Cambridgeshire County Council vows to repair road in Murrow after residents’ fury about destroyed surface

PUBLISHED: 10:12 13 November 2015 | UPDATED: 10:19 13 November 2015

Sally Gunner, Sharon Clark and Mike Howard of Cants Drove, Murrow, have voiced their concerns over the condition of their road.

Sally Gunner, Sharon Clark and Mike Howard of Cants Drove, Murrow, have voiced their concerns over the condition of their road.

Archant

Residents in Murrow want urgent action to repair the road outside their homes which they claim have been badly damaged by lorries visiting a recently built anaerobic digestion plant.

Road damage in MurrowRoad damage in Murrow

Cambridgeshire County Council has promised to repair a road in Murrow after furious residents claimed it had been badly damaged by lorries visiting a recently built anaerobic digestion plant.

Residents urged the council to make improvements to Cants Drove, which they claim has become cracked and damaged due to lorries travelling up and down the road to Somerset Farm every day.

The council now says the road will be fixed ‘in the coming days’ after meetings with residents and the business itself.

A county council spokesman said: “We have met with the residents and the business and have marked out potholes and rutting on the road, which should be repaired in the next five days or so.”

Sally Gunner, Sharon Clark and Mike Howard of Cants Drove, Murrow, have voiced their concerns over the condition of their road.Sally Gunner, Sharon Clark and Mike Howard of Cants Drove, Murrow, have voiced their concerns over the condition of their road.

The anaerobic digestion plant is operated by BioCow and first opened in early 2013; the plant uses cow manure which is broken down under controlled conditions to produce methane biogas.

However, it is the lorries bringing in the raw materials to Somerset Farm that residents claim is causing them concern.

Sally Gunner lives in a cottage at the top of the road, and is often woken up by the sound of HGVs speeding down the single track road - sometimes as early as 5.30am.

She said: “The road wasn’t built to cope with this amount of traffic and it’s getting destroyed by these heavy lorries.

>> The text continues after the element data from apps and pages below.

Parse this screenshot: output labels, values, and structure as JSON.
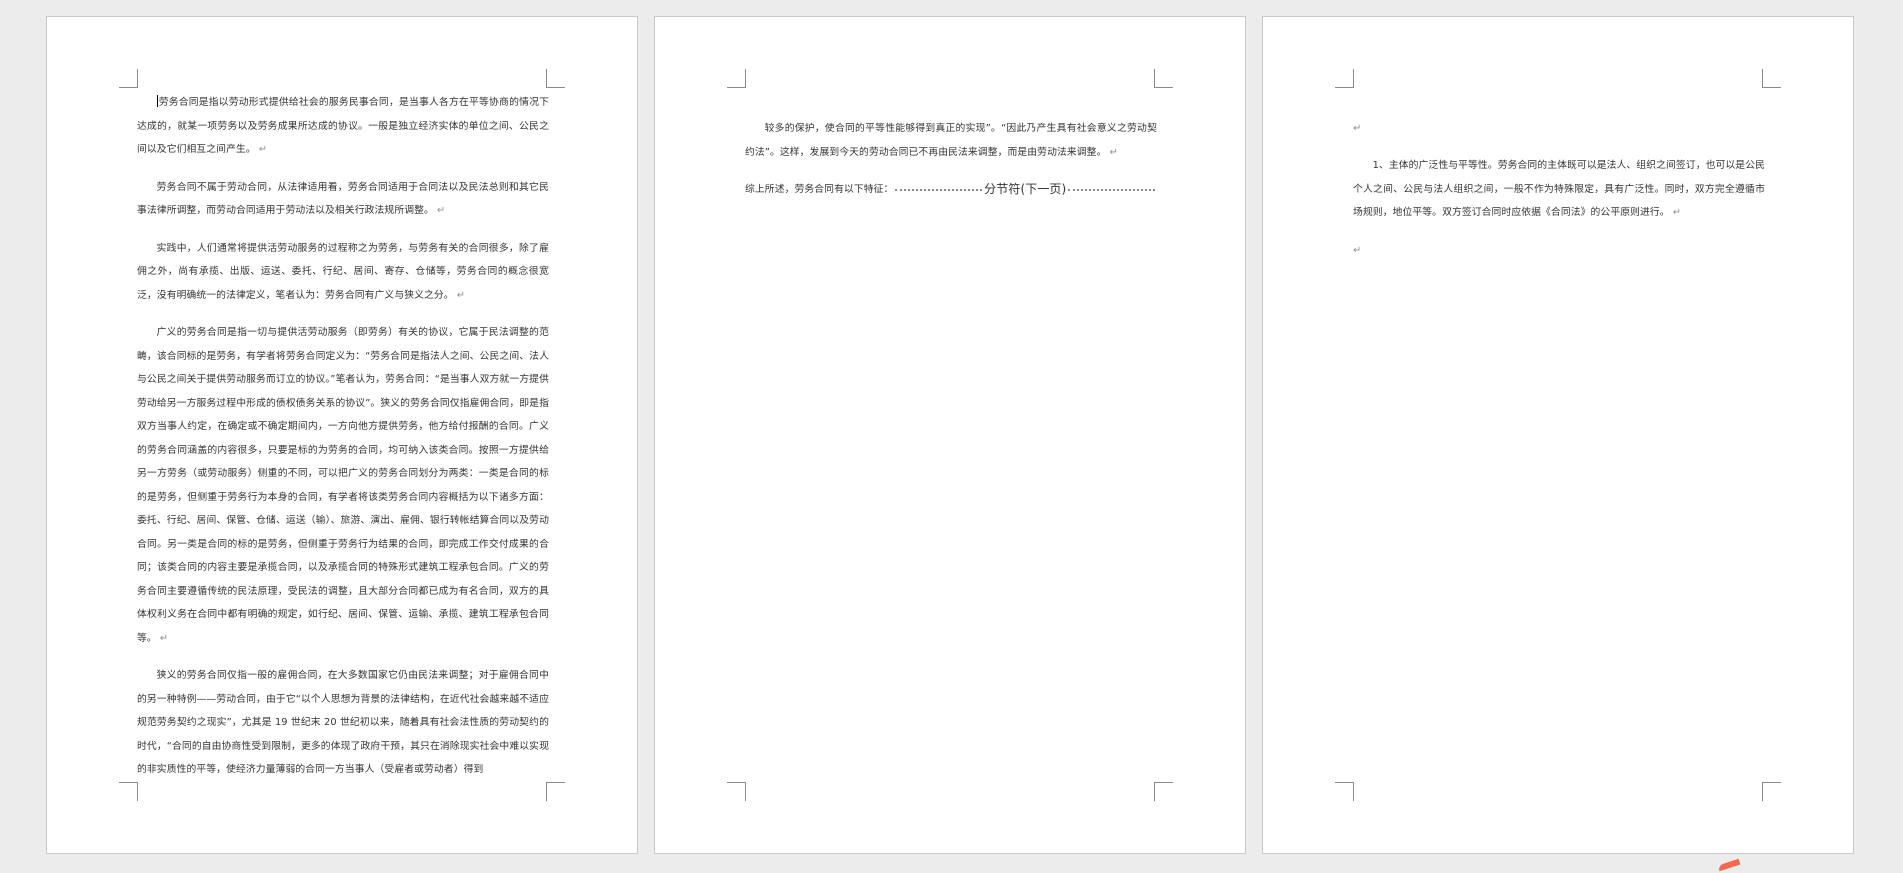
{
  "pages": [
    {
      "paragraphs": [
        "劳务合同是指以劳动形式提供给社会的服务民事合同，是当事人各方在平等协商的情况下达成的，就某一项劳务以及劳务成果所达成的协议。一般是独立经济实体的单位之间、公民之间以及它们相互之间产生。",
        "劳务合同不属于劳动合同，从法律适用看，劳务合同适用于合同法以及民法总则和其它民事法律所调整，而劳动合同适用于劳动法以及相关行政法规所调整。",
        "实践中，人们通常将提供活劳动服务的过程称之为劳务，与劳务有关的合同很多，除了雇佣之外，尚有承揽、出版、运送、委托、行纪、居间、寄存、仓储等，劳务合同的概念很宽泛，没有明确统一的法律定义，笔者认为：劳务合同有广义与狭义之分。",
        "广义的劳务合同是指一切与提供活劳动服务（即劳务）有关的协议，它属于民法调整的范畴，该合同标的是劳务，有学者将劳务合同定义为：“劳务合同是指法人之间、公民之间、法人与公民之间关于提供劳动服务而订立的协议。”笔者认为，劳务合同：“是当事人双方就一方提供劳动给另一方服务过程中形成的债权债务关系的协议”。狭义的劳务合同仅指雇佣合同，即是指双方当事人约定，在确定或不确定期间内，一方向他方提供劳务，他方给付报酬的合同。广义的劳务合同涵盖的内容很多，只要是标的为劳务的合同，均可纳入该类合同。按照一方提供给另一方劳务（或劳动服务）侧重的不同，可以把广义的劳务合同划分为两类：一类是合同的标的是劳务，但侧重于劳务行为本身的合同，有学者将该类劳务合同内容概括为以下诸多方面：委托、行纪、居间、保管、仓储、运送（输）、旅游、演出、雇佣、银行转帐结算合同以及劳动合同。另一类是合同的标的是劳务，但侧重于劳务行为结果的合同，即完成工作交付成果的合同；该类合同的内容主要是承揽合同，以及承揽合同的特殊形式建筑工程承包合同。广义的劳务合同主要遵循传统的民法原理，受民法的调整，且大部分合同都已成为有名合同，双方的具体权利义务在合同中都有明确的规定，如行纪、居间、保管、运输、承揽、建筑工程承包合同等。",
        "狭义的劳务合同仅指一般的雇佣合同，在大多数国家它仍由民法来调整；对于雇佣合同中的另一种特例——劳动合同，由于它“以个人思想为背景的法律结构，在近代社会越来越不适应规范劳务契约之现实”，尤其是 19 世纪末 20 世纪初以来，随着具有社会法性质的劳动契约的时代，“合同的自由协商性受到限制，更多的体现了政府干预，其只在消除现实社会中难以实现的非实质性的平等，使经济力量薄弱的合同一方当事人（受雇者或劳动者）得到"
      ]
    },
    {
      "paragraphs": [
        "较多的保护，使合同的平等性能够得到真正的实现”。“因此乃产生具有社会意义之劳动契约法”。这样，发展到今天的劳动合同已不再由民法来调整，而是由劳动法来调整。"
      ],
      "closing_text": "综上所述，劳务合同有以下特征：",
      "section_break_label": "分节符(下一页)"
    },
    {
      "paragraphs": [
        "1、主体的广泛性与平等性。劳务合同的主体既可以是法人、组织之间签订，也可以是公民个人之间、公民与法人组织之间，一般不作为特殊限定，具有广泛性。同时，双方完全遵循市场规则，地位平等。双方签订合同时应依据《合同法》的公平原则进行。"
      ]
    }
  ],
  "paragraph_mark": "↵",
  "empty_paragraph_mark": "↵"
}
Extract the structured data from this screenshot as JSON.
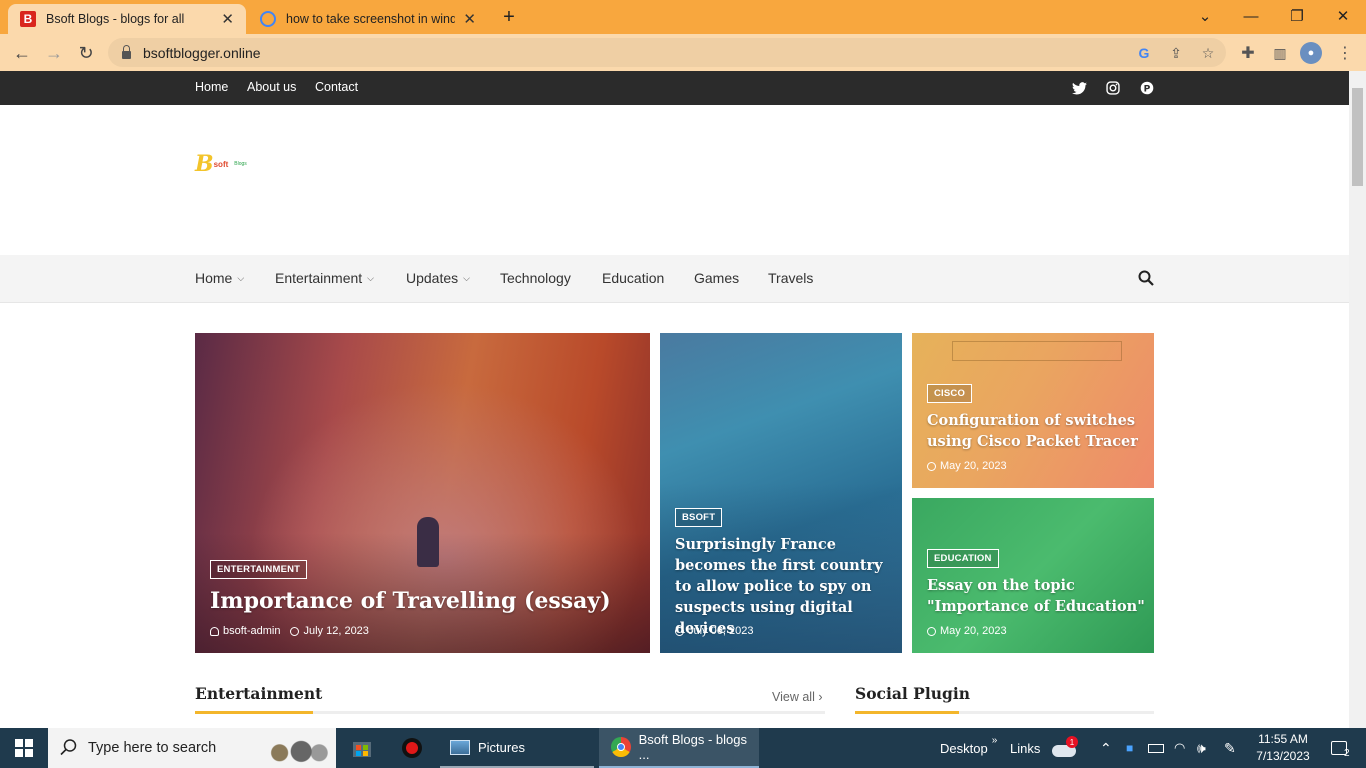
{
  "browser": {
    "tabs": [
      {
        "title": "Bsoft Blogs - blogs for all",
        "favicon": "B"
      },
      {
        "title": "how to take screenshot in windo",
        "favicon": "google"
      }
    ],
    "new_tab_symbol": "+",
    "url": "bsoftblogger.online"
  },
  "site": {
    "top_links": [
      "Home",
      "About us",
      "Contact"
    ],
    "logo": {
      "b": "B",
      "soft": "soft",
      "blogs": "Blogs"
    },
    "nav": [
      {
        "label": "Home",
        "dropdown": true
      },
      {
        "label": "Entertainment",
        "dropdown": true
      },
      {
        "label": "Updates",
        "dropdown": true
      },
      {
        "label": "Technology",
        "dropdown": false
      },
      {
        "label": "Education",
        "dropdown": false
      },
      {
        "label": "Games",
        "dropdown": false
      },
      {
        "label": "Travels",
        "dropdown": false
      }
    ],
    "featured": [
      {
        "category": "ENTERTAINMENT",
        "title": "Importance of Travelling (essay)",
        "author": "bsoft-admin",
        "date": "July 12, 2023"
      },
      {
        "category": "BSOFT",
        "title": "Surprisingly France becomes the first country to allow police to spy on suspects using digital devices",
        "date": "July 06, 2023"
      },
      {
        "category": "CISCO",
        "title": "Configuration of switches using Cisco Packet Tracer",
        "date": "May 20, 2023"
      },
      {
        "category": "EDUCATION",
        "title": "Essay on the topic \"Importance of Education\"",
        "date": "May 20, 2023"
      }
    ],
    "sections": {
      "entertainment": "Entertainment",
      "view_all": "View all",
      "social_plugin": "Social Plugin"
    },
    "accent_color": "#f3b62b"
  },
  "taskbar": {
    "search_placeholder": "Type here to search",
    "apps": [
      {
        "label": "Pictures"
      },
      {
        "label": "Bsoft Blogs - blogs ..."
      }
    ],
    "desktop": "Desktop",
    "links": "Links",
    "onedrive_badge": "1",
    "time": "11:55 AM",
    "date": "7/13/2023",
    "notification_count": "2"
  }
}
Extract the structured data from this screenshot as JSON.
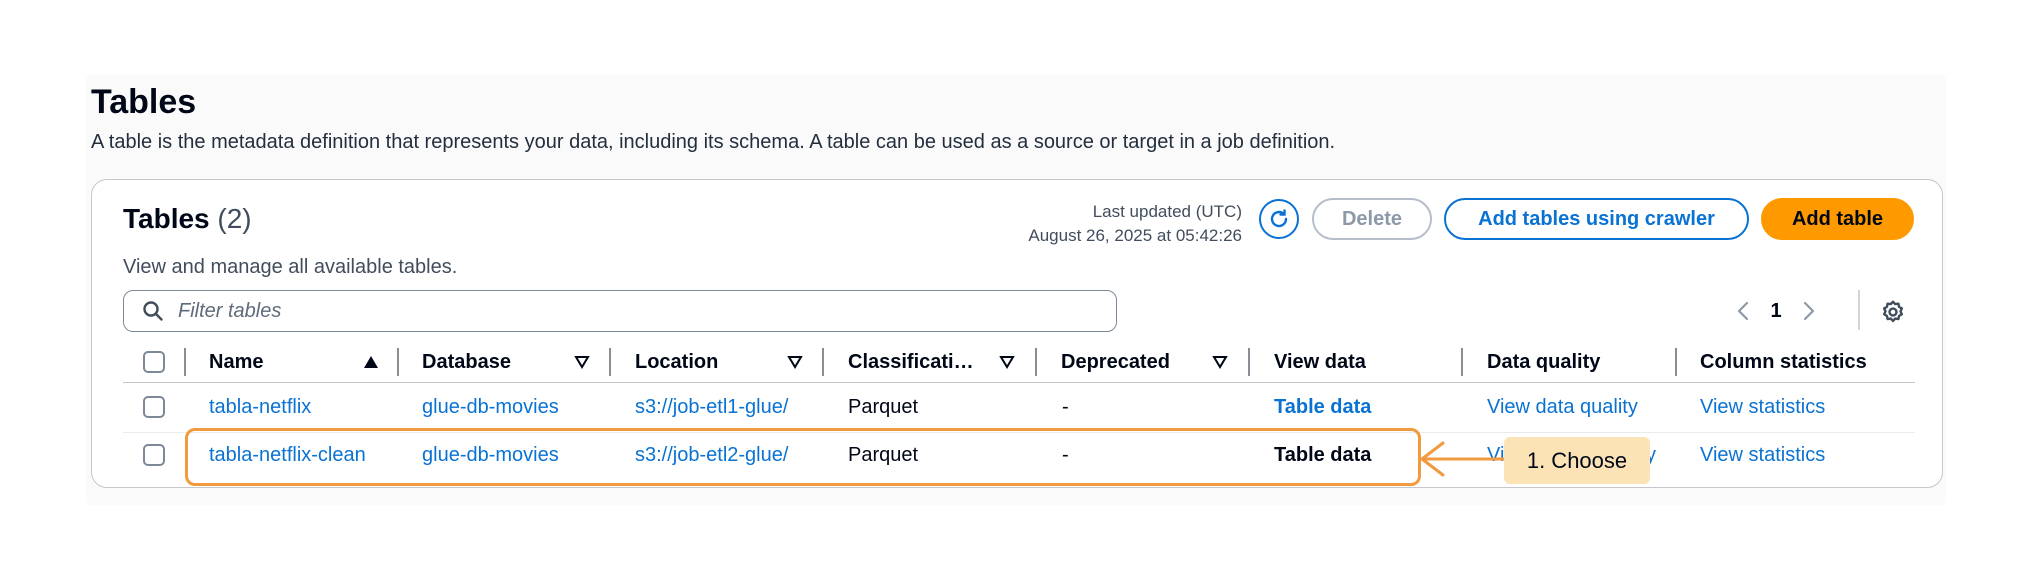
{
  "page": {
    "title": "Tables",
    "description": "A table is the metadata definition that represents your data, including its schema. A table can be used as a source or target in a job definition."
  },
  "card": {
    "title": "Tables",
    "count": "(2)",
    "description": "View and manage all available tables.",
    "last_updated_label": "Last updated (UTC)",
    "last_updated_value": "August 26, 2025 at 05:42:26",
    "buttons": {
      "delete": "Delete",
      "add_crawler": "Add tables using crawler",
      "add_table": "Add table"
    },
    "filter_placeholder": "Filter tables",
    "pagination": {
      "current_page": "1"
    }
  },
  "table": {
    "columns": [
      "Name",
      "Database",
      "Location",
      "Classificati…",
      "Deprecated",
      "View data",
      "Data quality",
      "Column statistics"
    ],
    "rows": [
      {
        "name": "tabla-netflix",
        "database": "glue-db-movies",
        "location": "s3://job-etl1-glue/",
        "classification": "Parquet",
        "deprecated": "-",
        "view_data": "Table data",
        "data_quality": "View data quality",
        "column_statistics": "View statistics"
      },
      {
        "name": "tabla-netflix-clean",
        "database": "glue-db-movies",
        "location": "s3://job-etl2-glue/",
        "classification": "Parquet",
        "deprecated": "-",
        "view_data": "Table data",
        "data_quality": "Vi",
        "data_quality_tail": "y",
        "column_statistics": "View statistics"
      }
    ]
  },
  "annotation": {
    "callout_text": "1. Choose"
  },
  "colors": {
    "link": "#0972d3",
    "primary_button": "#ff9900",
    "highlight_border": "#f19a3e",
    "callout_background": "#fbe3b6"
  },
  "icons": [
    "search-icon",
    "refresh-icon",
    "sort-ascending-icon",
    "sort-descending-icon",
    "chevron-left-icon",
    "chevron-right-icon",
    "settings-icon",
    "arrow-left-icon"
  ]
}
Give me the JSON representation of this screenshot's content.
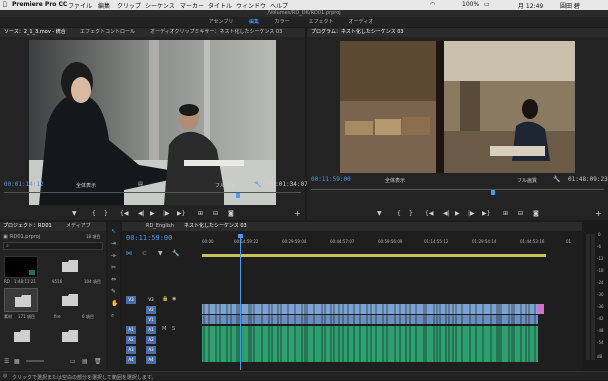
{
  "menubar": {
    "app_name": "Premiere Pro CC",
    "items": [
      "ファイル",
      "編集",
      "クリップ",
      "シーケンス",
      "マーカー",
      "タイトル",
      "ウィンドウ",
      "ヘルプ"
    ],
    "status": {
      "battery": "100%",
      "day_time": "月 12:49",
      "user": "圓田 碧"
    }
  },
  "path": "/Volumes/RD_DK/RD01.prproj",
  "workspaces": [
    "アセンブリ",
    "編集",
    "カラー",
    "エフェクト",
    "オーディオ"
  ],
  "workspace_active": "編集",
  "source": {
    "tabs": [
      "ソース：2_1_3.mov - 統合",
      "エフェクトコントロール",
      "オーディオクリップミキサー：ネスト化したシーケンス 03"
    ],
    "timecode_in": "00:01:14:12",
    "fit": "全体表示",
    "quality": "フル画質",
    "timecode_out": "00:01:34:07"
  },
  "program": {
    "title": "プログラム：ネスト化したシーケンス 03",
    "timecode_in": "00:11:59:00",
    "fit": "全体表示",
    "quality": "フル画質",
    "timecode_out": "01:48:09:23"
  },
  "project": {
    "tabs": [
      "プロジェクト：RD01",
      "メディアブ"
    ],
    "file": "RD01.prproj",
    "count": "18 項目",
    "items": [
      {
        "name": "RD",
        "dur": "1:48:11:21"
      },
      {
        "name": "",
        "dur": "9516"
      },
      {
        "name": "",
        "dur": "104 項目"
      },
      {
        "name": "素材",
        "dur": "171 項目"
      },
      {
        "name": "fire",
        "dur": "6 項目"
      },
      {
        "name": "",
        "dur": ""
      },
      {
        "name": "",
        "dur": ""
      },
      {
        "name": "",
        "dur": ""
      },
      {
        "name": "",
        "dur": ""
      }
    ]
  },
  "timeline": {
    "tabs": [
      "RD_English",
      "ネスト化したシーケンス 03"
    ],
    "timecode": "00:11:59:00",
    "ruler": [
      "00:00",
      "00:14:59:22",
      "00:29:59:04",
      "00:44:57:07",
      "00:59:56:09",
      "01:14:55:12",
      "01:29:54:14",
      "01:44:53:16",
      "01"
    ],
    "tracks": [
      "V3",
      "V2",
      "V1",
      "A1",
      "A2",
      "A3",
      "A4"
    ],
    "db_scale": [
      "0",
      "-6",
      "-12",
      "-18",
      "-24",
      "-30",
      "-36",
      "-42",
      "-48",
      "-54",
      "dB"
    ]
  },
  "status_bar": "クリックで選択または空白の部分を選択して範囲を選択します。",
  "colors": {
    "accent": "#4a9cf0",
    "video_clip": "#7fa3d0",
    "audio_clip": "#2f9e70"
  }
}
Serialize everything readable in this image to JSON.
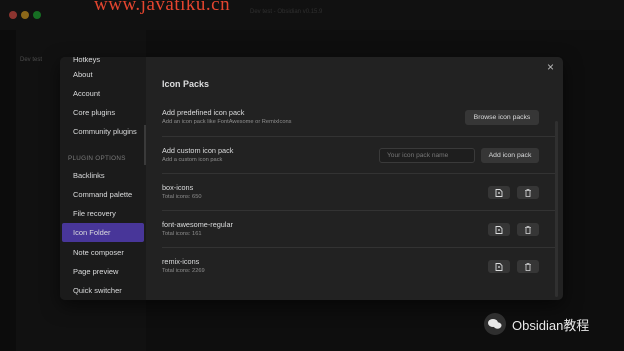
{
  "window": {
    "title": "Dev test - Obsidian v0.15.9"
  },
  "watermark": "www.javatiku.cn",
  "vault": {
    "name": "Dev test"
  },
  "settings_sidebar": {
    "top_items": [
      {
        "label": "Hotkeys"
      },
      {
        "label": "About"
      },
      {
        "label": "Account"
      },
      {
        "label": "Core plugins"
      },
      {
        "label": "Community plugins"
      }
    ],
    "plugin_options_heading": "PLUGIN OPTIONS",
    "plugin_items": [
      {
        "label": "Backlinks"
      },
      {
        "label": "Command palette"
      },
      {
        "label": "File recovery"
      },
      {
        "label": "Icon Folder",
        "active": true
      },
      {
        "label": "Note composer"
      },
      {
        "label": "Page preview"
      },
      {
        "label": "Quick switcher"
      }
    ]
  },
  "icon_packs": {
    "title": "Icon Packs",
    "predefined": {
      "name": "Add predefined icon pack",
      "desc": "Add an icon pack like FontAwesome or RemixIcons",
      "button": "Browse icon packs"
    },
    "custom": {
      "name": "Add custom icon pack",
      "desc": "Add a custom icon pack",
      "input_placeholder": "Your icon pack name",
      "button": "Add icon pack"
    },
    "packs": [
      {
        "name": "box-icons",
        "total": "Total icons: 650"
      },
      {
        "name": "font-awesome-regular",
        "total": "Total icons: 161"
      },
      {
        "name": "remix-icons",
        "total": "Total icons: 2269"
      }
    ]
  },
  "branding": {
    "wechat_label": "Obsidian教程"
  },
  "colors": {
    "accent": "#483699",
    "modal_bg": "#222222",
    "sidebar_bg": "#1b1b1b",
    "watermark": "#e5452f"
  },
  "icons": {
    "close": "close-icon",
    "add_file": "file-plus-icon",
    "delete": "trash-icon",
    "wechat": "wechat-icon"
  }
}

“I live right at the top of the road near the turning and lorries come into the junction at speed; it’s frightening.”

Mrs Gunner says the speed the lorries travel often causes the ground to shake - something the residents are forced to cope with every day.

“We have to deal with these lorries 24 hours a day for nearly the entire year – the only day we don’t get them down here is Christmas Day.”

The stream of traffic and the damaged road is also a worry for Sharon Clark, who runs her dog grooming business from her cottage half way along Cants Drove.

She said: “Lorries come and go at all times of the day – I’ve seen and heard them fly past my house as early as 5.00am.”

“I moved here for the peace and quiet, but since the anaerobic digester was built there hasn’t been a quiet day here.

“I breed dogs and used to walk my dogs two or three times a day but I daren’t walk them anymore because of all the lorries,” she said.

Planning permission for the 500kwh anaerobic digester to be built on the grounds of Somerset Farm was approved in January 2012, with strict delivery guidelines put in place in order to reduce traffic and noise coming from the plant.

However, now that the plant is fully operational, residents say there are no guidelines on when deliveries and collections can be made to the plant, often resulting in lorries moving up and down the road at all hours of the day, leaving the road littered with potholes.

Mike Howard, who lives just off Cants Drove, says his grandchildren often play outside his home and he fears that they could get hit if the lorries do not slow down.

He said: “When I’m in my house I can physically feel the floor shake from the lorries driving past.

”I often have my grandchildren playing outside my house and I worry that they could be hit by a lorry that isn’t going slowly enough down the road.”

Despite the county council vowing to repair the road, one of the owners of the BioCow plant, Derek Burgoyne, says he too has concerns over how fast lorries travel down the road - but the council say they have had no contact with him.

“We want a speed limit to be put in place but at the moment it still has a 60mph limit,” said Mr Burgoyne.

“We have no authority to punish any road users as it is a public road and we’ve often visited the residents of the road to check that everything is ok.”


If you value what this story gives you, please consider supporting the Wisbech Standard. Click the link in the orange box above for details.

Become a supporter

This newspaper has been a central part of community life for many years. Our industry faces testing times, which is why we're asking for your support. Every contribution will help us continue to produce local journalism that makes a measurable difference to our community.

Latest from the Wisbech Standard